July 4 - The European Central Bank left its key interest rate unchanged on hold at the record low of 0.5%, and in an historic move declared it would keep rates low for an extended period, and may yet cut further. As Joanna Partridge reports, the ECB's meeting came at a time of renewed turmoil in the euro zone.

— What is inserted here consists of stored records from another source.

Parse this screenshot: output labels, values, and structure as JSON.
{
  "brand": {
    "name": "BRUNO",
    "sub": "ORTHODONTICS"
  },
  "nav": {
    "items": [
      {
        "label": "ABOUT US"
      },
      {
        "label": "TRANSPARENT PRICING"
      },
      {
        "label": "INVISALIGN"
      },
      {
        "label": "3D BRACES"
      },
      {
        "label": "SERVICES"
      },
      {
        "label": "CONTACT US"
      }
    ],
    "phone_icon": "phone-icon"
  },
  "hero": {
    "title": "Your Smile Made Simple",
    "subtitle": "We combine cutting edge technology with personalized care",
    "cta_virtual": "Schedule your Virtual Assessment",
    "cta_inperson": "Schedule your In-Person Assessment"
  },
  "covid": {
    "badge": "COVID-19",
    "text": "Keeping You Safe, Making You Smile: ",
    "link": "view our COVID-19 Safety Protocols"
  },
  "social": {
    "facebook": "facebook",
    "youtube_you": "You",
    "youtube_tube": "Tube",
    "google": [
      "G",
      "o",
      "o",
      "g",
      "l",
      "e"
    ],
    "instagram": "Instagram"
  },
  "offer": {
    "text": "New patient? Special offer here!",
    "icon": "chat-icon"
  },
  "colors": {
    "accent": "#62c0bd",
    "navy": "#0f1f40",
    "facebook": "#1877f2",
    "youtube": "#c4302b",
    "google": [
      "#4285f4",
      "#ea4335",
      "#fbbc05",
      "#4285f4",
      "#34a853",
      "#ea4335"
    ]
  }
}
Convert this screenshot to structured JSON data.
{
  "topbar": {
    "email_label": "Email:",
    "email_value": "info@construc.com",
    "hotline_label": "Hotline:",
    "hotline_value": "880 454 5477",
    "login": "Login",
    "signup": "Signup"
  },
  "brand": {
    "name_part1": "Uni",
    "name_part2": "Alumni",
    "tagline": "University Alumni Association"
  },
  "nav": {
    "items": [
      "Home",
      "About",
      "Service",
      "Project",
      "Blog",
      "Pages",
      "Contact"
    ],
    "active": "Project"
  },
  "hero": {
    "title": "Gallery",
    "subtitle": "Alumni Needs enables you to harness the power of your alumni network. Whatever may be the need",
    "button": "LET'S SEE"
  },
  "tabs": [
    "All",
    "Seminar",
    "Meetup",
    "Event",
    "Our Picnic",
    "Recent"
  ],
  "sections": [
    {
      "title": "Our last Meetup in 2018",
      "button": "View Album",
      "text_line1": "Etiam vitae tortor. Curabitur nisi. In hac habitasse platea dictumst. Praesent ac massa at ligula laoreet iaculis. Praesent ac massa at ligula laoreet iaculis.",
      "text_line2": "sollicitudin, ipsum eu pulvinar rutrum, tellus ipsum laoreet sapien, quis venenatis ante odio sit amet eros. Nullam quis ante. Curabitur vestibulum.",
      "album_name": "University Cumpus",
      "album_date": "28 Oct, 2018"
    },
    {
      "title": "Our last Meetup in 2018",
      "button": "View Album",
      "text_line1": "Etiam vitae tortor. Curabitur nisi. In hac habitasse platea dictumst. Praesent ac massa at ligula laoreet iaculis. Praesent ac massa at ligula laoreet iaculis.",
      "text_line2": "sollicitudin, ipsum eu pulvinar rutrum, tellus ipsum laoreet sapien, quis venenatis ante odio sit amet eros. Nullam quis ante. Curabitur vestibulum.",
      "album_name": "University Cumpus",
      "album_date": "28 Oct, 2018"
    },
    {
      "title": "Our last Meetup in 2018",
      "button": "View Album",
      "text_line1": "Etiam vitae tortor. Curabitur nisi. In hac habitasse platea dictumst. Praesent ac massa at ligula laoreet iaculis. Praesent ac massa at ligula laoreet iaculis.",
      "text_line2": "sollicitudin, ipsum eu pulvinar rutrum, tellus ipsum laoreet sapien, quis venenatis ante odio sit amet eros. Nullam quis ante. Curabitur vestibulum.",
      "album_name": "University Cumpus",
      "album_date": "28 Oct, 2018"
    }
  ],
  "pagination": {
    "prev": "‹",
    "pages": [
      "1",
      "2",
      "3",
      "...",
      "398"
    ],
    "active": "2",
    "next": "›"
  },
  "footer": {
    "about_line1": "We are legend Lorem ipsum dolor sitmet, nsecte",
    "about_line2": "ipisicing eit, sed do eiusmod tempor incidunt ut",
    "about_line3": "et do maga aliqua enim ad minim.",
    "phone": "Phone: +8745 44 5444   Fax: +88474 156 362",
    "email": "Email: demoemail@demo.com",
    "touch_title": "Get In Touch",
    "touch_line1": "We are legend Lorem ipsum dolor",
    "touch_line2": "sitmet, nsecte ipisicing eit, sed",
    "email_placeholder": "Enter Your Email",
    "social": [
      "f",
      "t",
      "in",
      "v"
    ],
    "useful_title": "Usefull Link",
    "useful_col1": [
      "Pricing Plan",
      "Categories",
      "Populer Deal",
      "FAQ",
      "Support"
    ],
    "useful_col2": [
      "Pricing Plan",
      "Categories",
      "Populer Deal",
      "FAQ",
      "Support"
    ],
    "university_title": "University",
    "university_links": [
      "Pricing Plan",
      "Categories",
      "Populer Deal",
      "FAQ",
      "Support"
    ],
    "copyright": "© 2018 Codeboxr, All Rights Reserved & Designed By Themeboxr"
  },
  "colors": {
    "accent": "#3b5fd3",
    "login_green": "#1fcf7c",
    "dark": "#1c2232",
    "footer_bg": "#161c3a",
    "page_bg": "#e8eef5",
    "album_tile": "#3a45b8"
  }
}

Political crisis in Portugal - and anger over austerity. Add tensions with the Troika in Greece - and the euro zone crisis is rearing its head once again. That presents more challenges for the European Central Bank, and its President Mario Draghi. The ECB kept interest rates at 0.5%. And Draghi said the bank had taken the historic step of adopting forward guidance on rates. SOUNDBITE: Mario Draghi, European Central Bank President, saying (English): "Key ECB interest rates to remain at present levels or lower for an extended period of time. It's the first time the Governing Council says so." Draghi was asked if Portugal might benefit from the ECB's bond-buying programme. The OMT is only activated when the country asks for outside help from the euro rescue fund. He said the bank's rules governing that hadn't changed, giving Lisbon little hope for help in resolving the crisis, which has seen its bond yields soar in recent days. SOUNDBITE: Mario Draghi, European Central Bank President, saying (English): "The results that have been achieved have been quite significant, remarkable, if not outstanding. I think we should give credit for this to the government and especially to minister Gaspar who has just resigned. We're also reassured by the way by the new minister, by everything we know about her, so from this point of view Portugal is in safe hands.' Draghi wouldn't be drawn on how long rates will stay low for. Christoph Rieger is from Commerzbank SOUNDBITE: Christoph Rieger, Head of Interest Rates Strategy, Commerzbank, saying (English): "It will all depend on the economic data, as stupid as that sounds, that's the way it is. If PMIs should continue to increase, which we don't expect as they have over the last months during the rest of this year, then again what the ECB says right now will not matter to yields as it does right now." Central banks around the world have been facing turbulent market conditions since the U.S. Federal Reserve set out a plan last month to exit its money-printing programme. The ECB is expecting a rocky ride for some time to come.